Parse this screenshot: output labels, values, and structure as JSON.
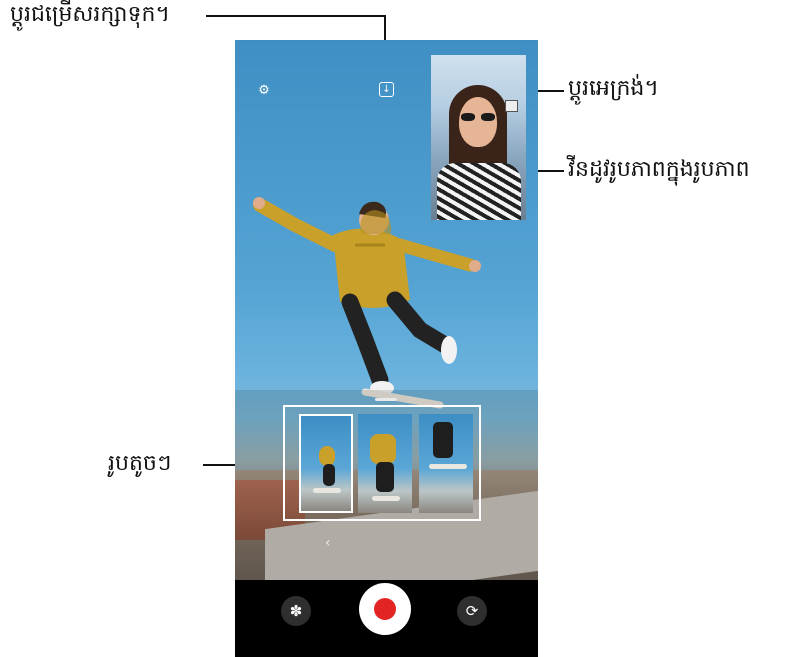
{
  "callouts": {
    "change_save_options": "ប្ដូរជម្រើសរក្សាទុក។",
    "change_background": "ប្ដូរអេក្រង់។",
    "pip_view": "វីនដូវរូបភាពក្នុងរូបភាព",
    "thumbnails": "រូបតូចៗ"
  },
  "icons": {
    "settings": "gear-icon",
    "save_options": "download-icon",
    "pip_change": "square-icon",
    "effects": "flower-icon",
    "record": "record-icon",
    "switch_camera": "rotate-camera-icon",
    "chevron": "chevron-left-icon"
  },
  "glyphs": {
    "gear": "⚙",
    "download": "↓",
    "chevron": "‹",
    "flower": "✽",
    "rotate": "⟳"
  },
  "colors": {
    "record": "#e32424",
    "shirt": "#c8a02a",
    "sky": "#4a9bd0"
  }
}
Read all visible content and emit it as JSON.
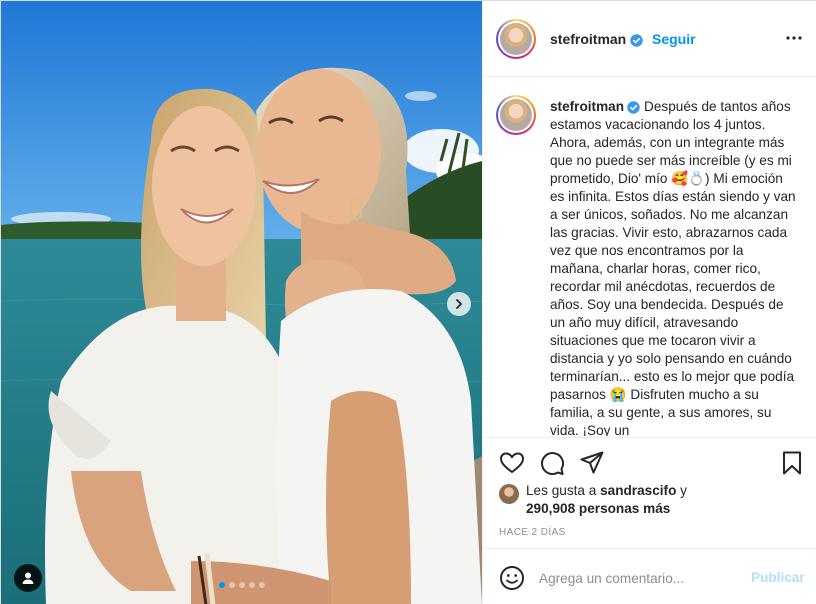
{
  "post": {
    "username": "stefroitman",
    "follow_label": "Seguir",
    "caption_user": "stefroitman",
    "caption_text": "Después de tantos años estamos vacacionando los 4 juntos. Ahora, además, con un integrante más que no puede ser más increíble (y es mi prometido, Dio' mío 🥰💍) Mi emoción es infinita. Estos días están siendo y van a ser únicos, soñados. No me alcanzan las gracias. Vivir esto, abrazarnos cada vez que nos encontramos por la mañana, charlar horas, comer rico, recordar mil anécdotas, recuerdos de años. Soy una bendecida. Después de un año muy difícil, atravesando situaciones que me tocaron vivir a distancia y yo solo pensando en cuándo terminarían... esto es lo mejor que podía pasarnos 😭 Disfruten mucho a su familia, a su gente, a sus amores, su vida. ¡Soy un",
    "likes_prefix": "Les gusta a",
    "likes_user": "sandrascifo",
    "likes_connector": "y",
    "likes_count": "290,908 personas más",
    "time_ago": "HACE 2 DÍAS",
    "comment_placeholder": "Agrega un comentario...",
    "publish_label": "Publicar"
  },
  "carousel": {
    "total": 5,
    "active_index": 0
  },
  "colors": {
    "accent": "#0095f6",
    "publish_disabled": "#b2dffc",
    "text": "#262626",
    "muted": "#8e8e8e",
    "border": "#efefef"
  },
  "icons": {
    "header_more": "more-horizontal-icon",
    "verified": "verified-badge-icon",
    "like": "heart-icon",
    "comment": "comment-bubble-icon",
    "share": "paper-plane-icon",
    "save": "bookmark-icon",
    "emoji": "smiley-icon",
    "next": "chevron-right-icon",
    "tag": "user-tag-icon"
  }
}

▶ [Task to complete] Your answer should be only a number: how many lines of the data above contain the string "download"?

▶ [Answer box] 2